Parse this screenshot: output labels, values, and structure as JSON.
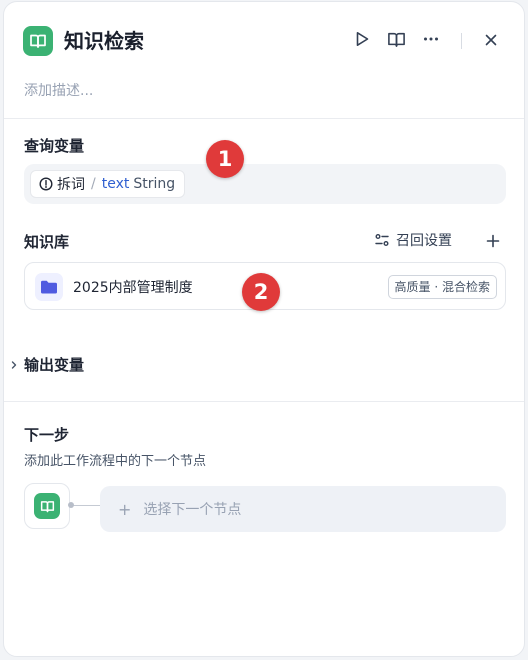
{
  "header": {
    "title": "知识检索",
    "description_placeholder": "添加描述..."
  },
  "query": {
    "section_title": "查询变量",
    "variable": {
      "source": "拆词",
      "separator": "/",
      "name": "text",
      "type": "String"
    }
  },
  "knowledge": {
    "section_title": "知识库",
    "recall_settings_label": "召回设置",
    "items": [
      {
        "name": "2025内部管理制度",
        "tag": "高质量 · 混合检索"
      }
    ]
  },
  "output": {
    "section_title": "输出变量"
  },
  "next_step": {
    "section_title": "下一步",
    "subtitle": "添加此工作流程中的下一个节点",
    "select_label": "选择下一个节点",
    "plus": "+"
  },
  "markers": [
    "1",
    "2"
  ],
  "colors": {
    "app_icon": "#3bb273",
    "marker": "#e03a3a",
    "variable": "#2f5fd0",
    "folder": "#4f5be0"
  }
}
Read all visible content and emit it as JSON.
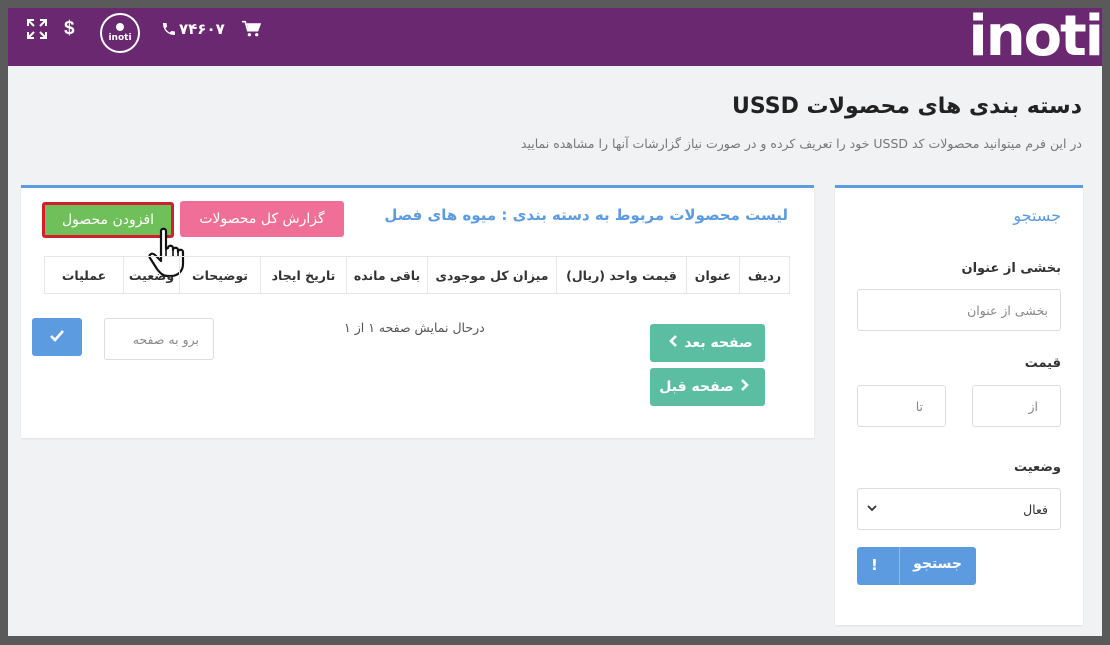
{
  "topbar": {
    "logo": "inoti",
    "phone": "۷۴۶۰۷",
    "avatar_text": "inoti",
    "dollar": "$",
    "icons": [
      "expand-icon",
      "dollar-icon",
      "avatar-icon",
      "phone-icon",
      "cart-icon"
    ]
  },
  "page": {
    "title": "دسته بندی های محصولات USSD",
    "description": "در این فرم میتوانید محصولات کد USSD خود را تعریف کرده و در صورت نیاز گزارشات آنها را مشاهده نمایید"
  },
  "list_panel": {
    "title": "لیست محصولات مربوط به دسته بندی : میوه های فصل",
    "report_button": "گزارش کل محصولات",
    "add_button": "افزودن محصول",
    "columns": [
      "ردیف",
      "عنوان",
      "قیمت واحد (ریال)",
      "میزان کل موجودی",
      "باقی مانده",
      "تاریخ ایجاد",
      "توضیحات",
      "وضعیت",
      "عملیات"
    ],
    "paging_info": "درحال نمایش صفحه ۱ از ۱",
    "next_button": "صفحه بعد",
    "prev_button": "صفحه قبل",
    "goto_placeholder": "برو به صفحه"
  },
  "search_panel": {
    "title": "جستجو",
    "title_label": "بخشی از عنوان",
    "title_placeholder": "بخشی از عنوان",
    "price_label": "قیمت",
    "price_from_placeholder": "از",
    "price_to_placeholder": "تا",
    "status_label": "وضعیت",
    "status_value": "فعال",
    "search_button": "جستجو",
    "search_button_icon": "!"
  },
  "colors": {
    "topbar": "#6a2870",
    "accent_blue": "#5d9be0",
    "pink": "#ef6f98",
    "green": "#6fc05a",
    "teal": "#5bbea2",
    "highlight_red": "#d41c2c"
  }
}
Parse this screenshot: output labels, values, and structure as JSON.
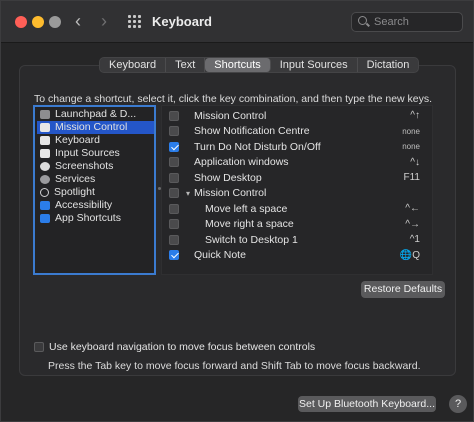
{
  "window": {
    "title": "Keyboard",
    "nav_back": "‹",
    "nav_forward": "›"
  },
  "search": {
    "placeholder": "Search"
  },
  "tabs": [
    {
      "label": "Keyboard",
      "active": false
    },
    {
      "label": "Text",
      "active": false
    },
    {
      "label": "Shortcuts",
      "active": true
    },
    {
      "label": "Input Sources",
      "active": false
    },
    {
      "label": "Dictation",
      "active": false
    }
  ],
  "instruction": "To change a shortcut, select it, click the key combination, and then type the new keys.",
  "categories": [
    {
      "label": "Launchpad & D...",
      "icon": "launchpad-icon",
      "selected": false
    },
    {
      "label": "Mission Control",
      "icon": "mission-control-icon",
      "selected": true
    },
    {
      "label": "Keyboard",
      "icon": "keyboard-icon",
      "selected": false
    },
    {
      "label": "Input Sources",
      "icon": "input-sources-icon",
      "selected": false
    },
    {
      "label": "Screenshots",
      "icon": "screenshots-icon",
      "selected": false
    },
    {
      "label": "Services",
      "icon": "services-gear-icon",
      "selected": false
    },
    {
      "label": "Spotlight",
      "icon": "spotlight-icon",
      "selected": false
    },
    {
      "label": "Accessibility",
      "icon": "accessibility-icon",
      "selected": false
    },
    {
      "label": "App Shortcuts",
      "icon": "app-shortcuts-icon",
      "selected": false
    }
  ],
  "shortcuts": [
    {
      "label": "Mission Control",
      "key": "^↑",
      "checked": false,
      "indent": false,
      "group": false
    },
    {
      "label": "Show Notification Centre",
      "key": "none",
      "checked": false,
      "indent": false,
      "group": false
    },
    {
      "label": "Turn Do Not Disturb On/Off",
      "key": "none",
      "checked": true,
      "indent": false,
      "group": false
    },
    {
      "label": "Application windows",
      "key": "^↓",
      "checked": false,
      "indent": false,
      "group": false
    },
    {
      "label": "Show Desktop",
      "key": "F11",
      "checked": false,
      "indent": false,
      "group": false
    },
    {
      "label": "Mission Control",
      "key": "",
      "checked": false,
      "indent": false,
      "group": true
    },
    {
      "label": "Move left a space",
      "key": "^←",
      "checked": false,
      "indent": true,
      "group": false
    },
    {
      "label": "Move right a space",
      "key": "^→",
      "checked": false,
      "indent": true,
      "group": false
    },
    {
      "label": "Switch to Desktop 1",
      "key": "^1",
      "checked": false,
      "indent": true,
      "group": false
    },
    {
      "label": "Quick Note",
      "key": "🌐Q",
      "checked": true,
      "indent": false,
      "group": false
    }
  ],
  "restore_defaults": "Restore Defaults",
  "keyboard_navigation": {
    "label": "Use keyboard navigation to move focus between controls",
    "hint": "Press the Tab key to move focus forward and Shift Tab to move focus backward.",
    "checked": false
  },
  "bluetooth_button": "Set Up Bluetooth Keyboard...",
  "help_button": "?",
  "colors": {
    "accent": "#2b7de9",
    "selection": "#2456c8",
    "close": "#ff5f57",
    "minimize": "#febc2e"
  }
}
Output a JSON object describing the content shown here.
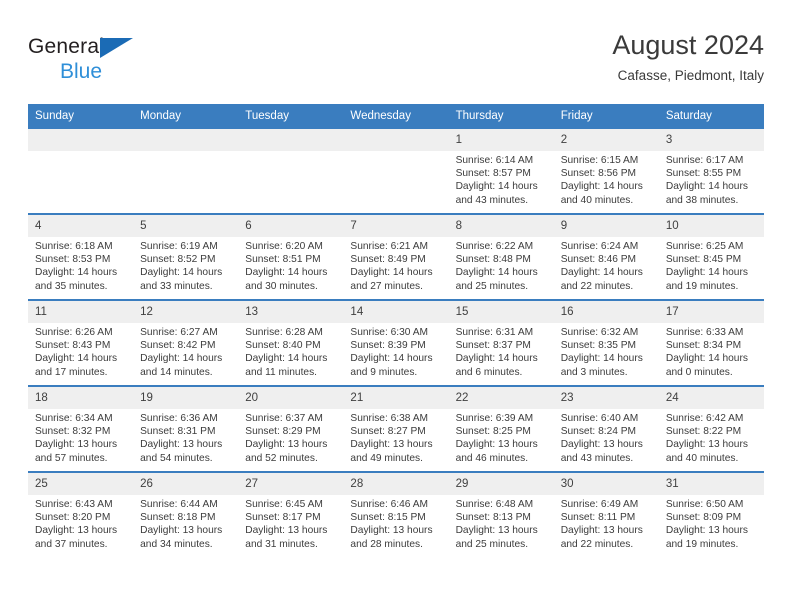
{
  "brand": {
    "name_part1": "General",
    "name_part2": "Blue",
    "triangle_color": "#1b6bb5",
    "blue_color": "#2f8fd8"
  },
  "header": {
    "title": "August 2024",
    "location": "Cafasse, Piedmont, Italy"
  },
  "theme": {
    "header_bg": "#3a7dbf",
    "daynum_bg": "#efefef",
    "row_divider": "#3a7dbf",
    "text": "#3c3c3c"
  },
  "weekday_headers": [
    "Sunday",
    "Monday",
    "Tuesday",
    "Wednesday",
    "Thursday",
    "Friday",
    "Saturday"
  ],
  "weeks": [
    [
      {
        "day": "",
        "empty": true
      },
      {
        "day": "",
        "empty": true
      },
      {
        "day": "",
        "empty": true
      },
      {
        "day": "",
        "empty": true
      },
      {
        "day": "1",
        "sunrise": "Sunrise: 6:14 AM",
        "sunset": "Sunset: 8:57 PM",
        "daylight": "Daylight: 14 hours and 43 minutes."
      },
      {
        "day": "2",
        "sunrise": "Sunrise: 6:15 AM",
        "sunset": "Sunset: 8:56 PM",
        "daylight": "Daylight: 14 hours and 40 minutes."
      },
      {
        "day": "3",
        "sunrise": "Sunrise: 6:17 AM",
        "sunset": "Sunset: 8:55 PM",
        "daylight": "Daylight: 14 hours and 38 minutes."
      }
    ],
    [
      {
        "day": "4",
        "sunrise": "Sunrise: 6:18 AM",
        "sunset": "Sunset: 8:53 PM",
        "daylight": "Daylight: 14 hours and 35 minutes."
      },
      {
        "day": "5",
        "sunrise": "Sunrise: 6:19 AM",
        "sunset": "Sunset: 8:52 PM",
        "daylight": "Daylight: 14 hours and 33 minutes."
      },
      {
        "day": "6",
        "sunrise": "Sunrise: 6:20 AM",
        "sunset": "Sunset: 8:51 PM",
        "daylight": "Daylight: 14 hours and 30 minutes."
      },
      {
        "day": "7",
        "sunrise": "Sunrise: 6:21 AM",
        "sunset": "Sunset: 8:49 PM",
        "daylight": "Daylight: 14 hours and 27 minutes."
      },
      {
        "day": "8",
        "sunrise": "Sunrise: 6:22 AM",
        "sunset": "Sunset: 8:48 PM",
        "daylight": "Daylight: 14 hours and 25 minutes."
      },
      {
        "day": "9",
        "sunrise": "Sunrise: 6:24 AM",
        "sunset": "Sunset: 8:46 PM",
        "daylight": "Daylight: 14 hours and 22 minutes."
      },
      {
        "day": "10",
        "sunrise": "Sunrise: 6:25 AM",
        "sunset": "Sunset: 8:45 PM",
        "daylight": "Daylight: 14 hours and 19 minutes."
      }
    ],
    [
      {
        "day": "11",
        "sunrise": "Sunrise: 6:26 AM",
        "sunset": "Sunset: 8:43 PM",
        "daylight": "Daylight: 14 hours and 17 minutes."
      },
      {
        "day": "12",
        "sunrise": "Sunrise: 6:27 AM",
        "sunset": "Sunset: 8:42 PM",
        "daylight": "Daylight: 14 hours and 14 minutes."
      },
      {
        "day": "13",
        "sunrise": "Sunrise: 6:28 AM",
        "sunset": "Sunset: 8:40 PM",
        "daylight": "Daylight: 14 hours and 11 minutes."
      },
      {
        "day": "14",
        "sunrise": "Sunrise: 6:30 AM",
        "sunset": "Sunset: 8:39 PM",
        "daylight": "Daylight: 14 hours and 9 minutes."
      },
      {
        "day": "15",
        "sunrise": "Sunrise: 6:31 AM",
        "sunset": "Sunset: 8:37 PM",
        "daylight": "Daylight: 14 hours and 6 minutes."
      },
      {
        "day": "16",
        "sunrise": "Sunrise: 6:32 AM",
        "sunset": "Sunset: 8:35 PM",
        "daylight": "Daylight: 14 hours and 3 minutes."
      },
      {
        "day": "17",
        "sunrise": "Sunrise: 6:33 AM",
        "sunset": "Sunset: 8:34 PM",
        "daylight": "Daylight: 14 hours and 0 minutes."
      }
    ],
    [
      {
        "day": "18",
        "sunrise": "Sunrise: 6:34 AM",
        "sunset": "Sunset: 8:32 PM",
        "daylight": "Daylight: 13 hours and 57 minutes."
      },
      {
        "day": "19",
        "sunrise": "Sunrise: 6:36 AM",
        "sunset": "Sunset: 8:31 PM",
        "daylight": "Daylight: 13 hours and 54 minutes."
      },
      {
        "day": "20",
        "sunrise": "Sunrise: 6:37 AM",
        "sunset": "Sunset: 8:29 PM",
        "daylight": "Daylight: 13 hours and 52 minutes."
      },
      {
        "day": "21",
        "sunrise": "Sunrise: 6:38 AM",
        "sunset": "Sunset: 8:27 PM",
        "daylight": "Daylight: 13 hours and 49 minutes."
      },
      {
        "day": "22",
        "sunrise": "Sunrise: 6:39 AM",
        "sunset": "Sunset: 8:25 PM",
        "daylight": "Daylight: 13 hours and 46 minutes."
      },
      {
        "day": "23",
        "sunrise": "Sunrise: 6:40 AM",
        "sunset": "Sunset: 8:24 PM",
        "daylight": "Daylight: 13 hours and 43 minutes."
      },
      {
        "day": "24",
        "sunrise": "Sunrise: 6:42 AM",
        "sunset": "Sunset: 8:22 PM",
        "daylight": "Daylight: 13 hours and 40 minutes."
      }
    ],
    [
      {
        "day": "25",
        "sunrise": "Sunrise: 6:43 AM",
        "sunset": "Sunset: 8:20 PM",
        "daylight": "Daylight: 13 hours and 37 minutes."
      },
      {
        "day": "26",
        "sunrise": "Sunrise: 6:44 AM",
        "sunset": "Sunset: 8:18 PM",
        "daylight": "Daylight: 13 hours and 34 minutes."
      },
      {
        "day": "27",
        "sunrise": "Sunrise: 6:45 AM",
        "sunset": "Sunset: 8:17 PM",
        "daylight": "Daylight: 13 hours and 31 minutes."
      },
      {
        "day": "28",
        "sunrise": "Sunrise: 6:46 AM",
        "sunset": "Sunset: 8:15 PM",
        "daylight": "Daylight: 13 hours and 28 minutes."
      },
      {
        "day": "29",
        "sunrise": "Sunrise: 6:48 AM",
        "sunset": "Sunset: 8:13 PM",
        "daylight": "Daylight: 13 hours and 25 minutes."
      },
      {
        "day": "30",
        "sunrise": "Sunrise: 6:49 AM",
        "sunset": "Sunset: 8:11 PM",
        "daylight": "Daylight: 13 hours and 22 minutes."
      },
      {
        "day": "31",
        "sunrise": "Sunrise: 6:50 AM",
        "sunset": "Sunset: 8:09 PM",
        "daylight": "Daylight: 13 hours and 19 minutes."
      }
    ]
  ]
}
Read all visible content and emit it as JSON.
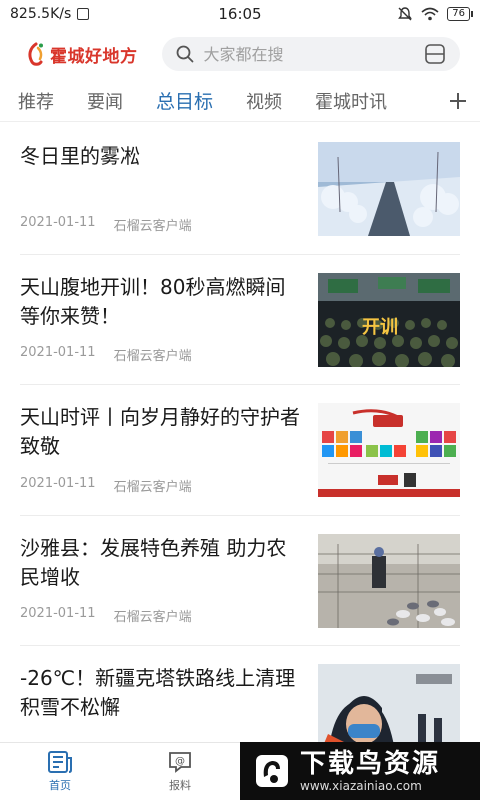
{
  "status_bar": {
    "speed": "825.5K/s",
    "time": "16:05",
    "battery": "76"
  },
  "header": {
    "app_name": "霍城好地方",
    "search_placeholder": "大家都在搜"
  },
  "tabs": [
    "推荐",
    "要闻",
    "总目标",
    "视频",
    "霍城时讯"
  ],
  "active_tab": "总目标",
  "articles": [
    {
      "title": "冬日里的雾凇",
      "date": "2021-01-11",
      "source": "石榴云客户端"
    },
    {
      "title": "天山腹地开训！80秒高燃瞬间等你来赞！",
      "date": "2021-01-11",
      "source": "石榴云客户端",
      "thumb_caption": "开训"
    },
    {
      "title": "天山时评丨向岁月静好的守护者致敬",
      "date": "2021-01-11",
      "source": "石榴云客户端"
    },
    {
      "title": "沙雅县：发展特色养殖 助力农民增收",
      "date": "2021-01-11",
      "source": "石榴云客户端"
    },
    {
      "title": "-26℃！新疆克塔铁路线上清理积雪不松懈",
      "date": "",
      "source": ""
    }
  ],
  "bottom_nav": {
    "home": "首页",
    "report": "报料"
  },
  "watermark": {
    "title": "下载鸟资源",
    "url": "www.xiazainiao.com"
  },
  "colors": {
    "accent": "#2a6fb1",
    "brand": "#d9362b"
  }
}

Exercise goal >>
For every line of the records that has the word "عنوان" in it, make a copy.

Solution to this task >>
      "عنوان",
    "title_label": "بخشی از عنوان",
    "title_placeholder": "بخشی از عنوان",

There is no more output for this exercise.